So, the first step is to break the remaining ciphers. This turns out to be not as scary as it seems, and many approaches to the cryptanalysis are possible. Determining the key length can be done using the Friedman test; the correct key length causes a spike in the index of coincidence. Once the key length is guessed and one is looking at a particular point, one approach would be to simply look at the lowest Unicode point m, which is invariably either NEWLINE (10) or SPACE (32), leaving just two realistic options. And to check whether m is indeed NEWLINE, one can check whether m+22 is present. A Python script that works in all cases is linked here.

Once the cryptanalysis is complete, we now have a lot of data to work with! The completed table of initial data is shown below.

# Plaintext GTS Song Key language Key Key (translated)
#1 French Never Gonna Give You Up Nepali ताराको चिन्ह Asterisk
#2 Albanian Into the Unknown Urdu آلہ کنٹرول تین Device control three
#3 Norwegian God Help the Outcasts Malayalam ശൂന്യം Null
#4 Dutch One Day I'll Fly Away Bengali আউট নামান Shift out
#5 Odia Hey There Delilah English unit separator Unit separator
#6 Maori Twenty One Pilots Russian подставлять Substitute

Both the plaintext and keys have a language and content.

  • The languages for the plaintexts spell FANDOM by first letter.
  • The languages for the keys spell NUMBER by first letter.
  • The content of the plaintexts are the lyrics of a song from the Google Translate Sings series (translated yet again). As clued by the phrase FANDOM NUMBER, we should look up the episode number corresponding to each song, as given by the Malinda Fandom page. (At the time of writing, there was also a Genius listing with gaps and different numbers, and care was taken to choose songs for this puzzle which were not listed on Genius.)
  • The content of the key is a translation of the name of a Unicode/ASCII character, which has a code point.
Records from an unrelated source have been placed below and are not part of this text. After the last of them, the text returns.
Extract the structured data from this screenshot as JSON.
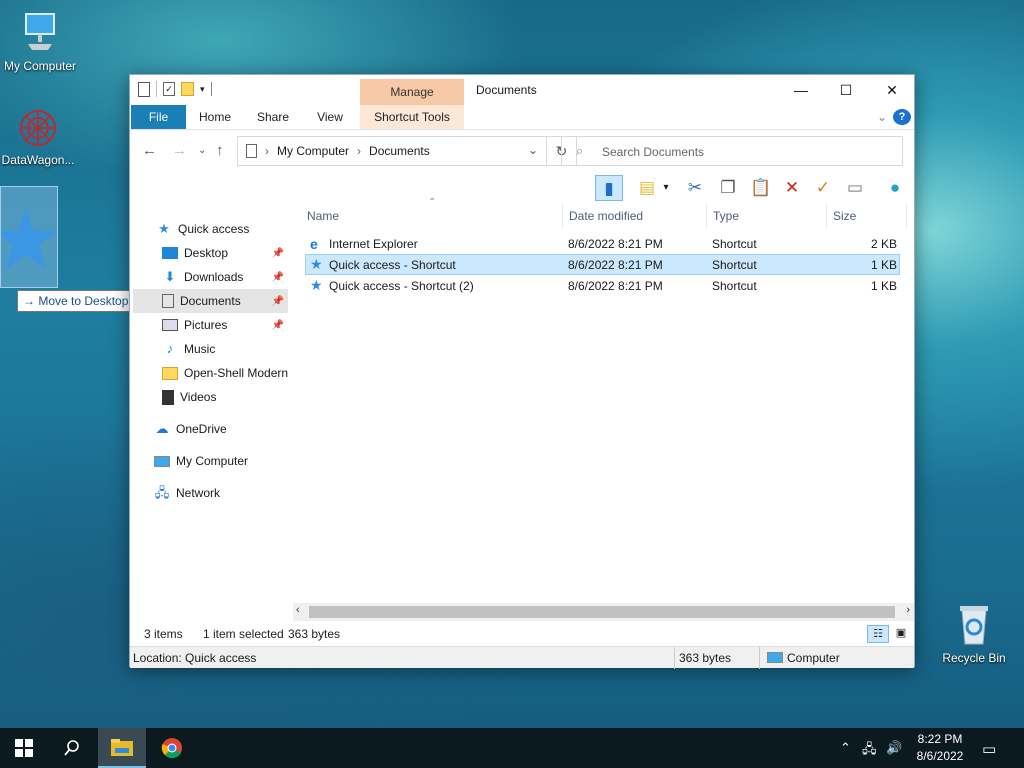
{
  "desktop": {
    "icons": [
      {
        "label": "My Computer"
      },
      {
        "label": "DataWagon..."
      },
      {
        "label": "Recycle Bin"
      }
    ],
    "drag_tooltip": "Move to Desktop"
  },
  "window": {
    "title": "Documents",
    "context_tab_group": "Manage",
    "ribbon_tabs": [
      "File",
      "Home",
      "Share",
      "View",
      "Shortcut Tools"
    ],
    "breadcrumb": [
      "My Computer",
      "Documents"
    ],
    "search_placeholder": "Search Documents",
    "nav": {
      "quick_access": "Quick access",
      "items": [
        "Desktop",
        "Downloads",
        "Documents",
        "Pictures",
        "Music",
        "Open-Shell Modern",
        "Videos"
      ],
      "onedrive": "OneDrive",
      "my_computer": "My Computer",
      "network": "Network"
    },
    "columns": [
      "Name",
      "Date modified",
      "Type",
      "Size"
    ],
    "files": [
      {
        "name": "Internet Explorer",
        "date": "8/6/2022 8:21 PM",
        "type": "Shortcut",
        "size": "2 KB"
      },
      {
        "name": "Quick access - Shortcut",
        "date": "8/6/2022 8:21 PM",
        "type": "Shortcut",
        "size": "1 KB"
      },
      {
        "name": "Quick access - Shortcut (2)",
        "date": "8/6/2022 8:21 PM",
        "type": "Shortcut",
        "size": "1 KB"
      }
    ],
    "status": {
      "items": "3 items",
      "selected": "1 item selected",
      "bytes": "363 bytes"
    },
    "detail_bar": {
      "location": "Location: Quick access",
      "bytes": "363 bytes",
      "computer": "Computer"
    }
  },
  "taskbar": {
    "time": "8:22 PM",
    "date": "8/6/2022"
  },
  "colors": {
    "ribbon_file": "#1a7fb4",
    "manage_tab": "#f7c9a6",
    "selection": "#cce8ff"
  }
}
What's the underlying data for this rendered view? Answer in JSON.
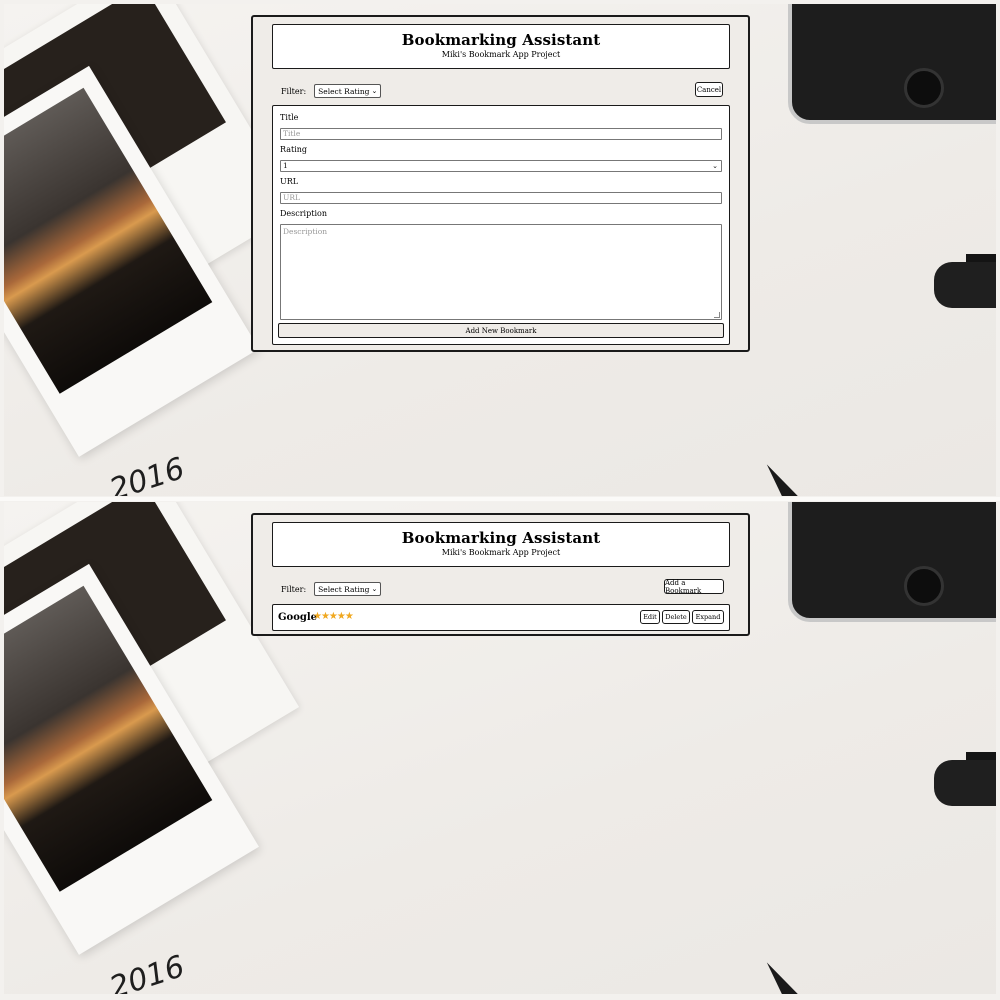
{
  "app": {
    "title": "Bookmarking Assistant",
    "subtitle": "Miki's Bookmark App Project"
  },
  "filter": {
    "label": "Filter:",
    "selected": "Select Rating"
  },
  "add_view": {
    "cancel_label": "Cancel",
    "form": {
      "title_label": "Title",
      "title_placeholder": "Title",
      "rating_label": "Rating",
      "rating_value": "1",
      "url_label": "URL",
      "url_placeholder": "URL",
      "description_label": "Description",
      "description_placeholder": "Description",
      "submit_label": "Add New Bookmark"
    }
  },
  "list_view": {
    "add_label": "Add a Bookmark",
    "bookmarks": [
      {
        "title": "Google",
        "rating": 5,
        "stars": "★★★★★",
        "edit_label": "Edit",
        "delete_label": "Delete",
        "expand_label": "Expand"
      }
    ]
  },
  "background": {
    "photo_caption": "2016"
  },
  "colors": {
    "star": "#f0a820",
    "card_bg": "#efece8",
    "border": "#1a1a1a"
  }
}
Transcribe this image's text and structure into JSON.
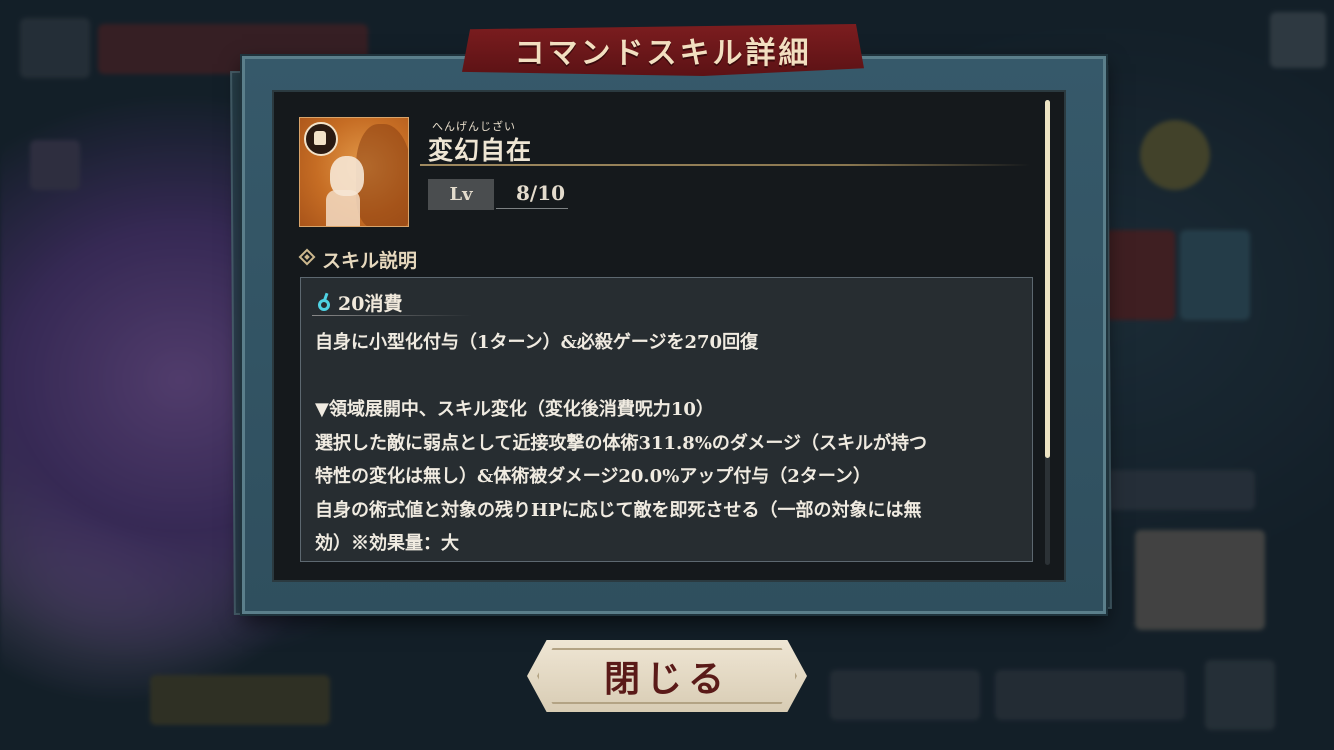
{
  "dialog": {
    "title": "コマンドスキル詳細"
  },
  "skill": {
    "ruby": "へんげんじざい",
    "name": "変幻自在",
    "icon": "skill-portrait-icon",
    "level_label": "Lv",
    "level_value": "8/10"
  },
  "section": {
    "title": "スキル説明",
    "icon": "diamond-bullet-icon"
  },
  "description": {
    "cost_icon": "cursed-energy-icon",
    "cost_text": "20消費",
    "body": "自身に小型化付与（1ターン）&必殺ゲージを270回復\n\n▼領域展開中、スキル変化（変化後消費呪力10）\n選択した敵に弱点として近接攻撃の体術311.8%のダメージ（スキルが持つ\n特性の変化は無し）&体術被ダメージ20.0%アップ付与（2ターン）\n自身の術式値と対象の残りHPに応じて敵を即死させる（一部の対象には無\n効）※効果量：大"
  },
  "buttons": {
    "close_label": "閉じる"
  },
  "colors": {
    "banner": "#7c1d1f",
    "frame": "#36596a",
    "panel": "#15191c",
    "cost_icon": "#4fd2e3"
  }
}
Thus there are two numbers associated to every file. Upon noticing that the episode numbers are actually quite large, we should do it again and subtract the ASCII character from the Fandom number (i.e. doing one last Vigenere cipher, using the number from the key as the new key, and the number from the texts as the new ciphertext).

# Plaintext song Ep. no. Key (translated) Unicode Difference
#1 Never Gonna Give You Up 108 Asterisk 42 66 → B
#2 Into the Unknown 104 Device control three 19 85 → U
#3 God Help the Outcasts 77 Null 0 77 → M
#4 One Day I'll Fly Away 80 Shift out 14 66 → B
#5 Hey There Delilah 107 Unit separator 31 76 → L
#6 Twenty One Pilots 95 Substitute 26 69 → E

Reading the letters now gives the answer BUMBLE.

Author’s Notes

The author would like to give a special shout-out to Brian Chen who suggested Google Translate Sings as possible source material after the Vigenere step. (Earlier versions of the puzzle had significantly more boring extractions after the ciphertexts were broken, and did not feel anywhere as thematic or cohesive.)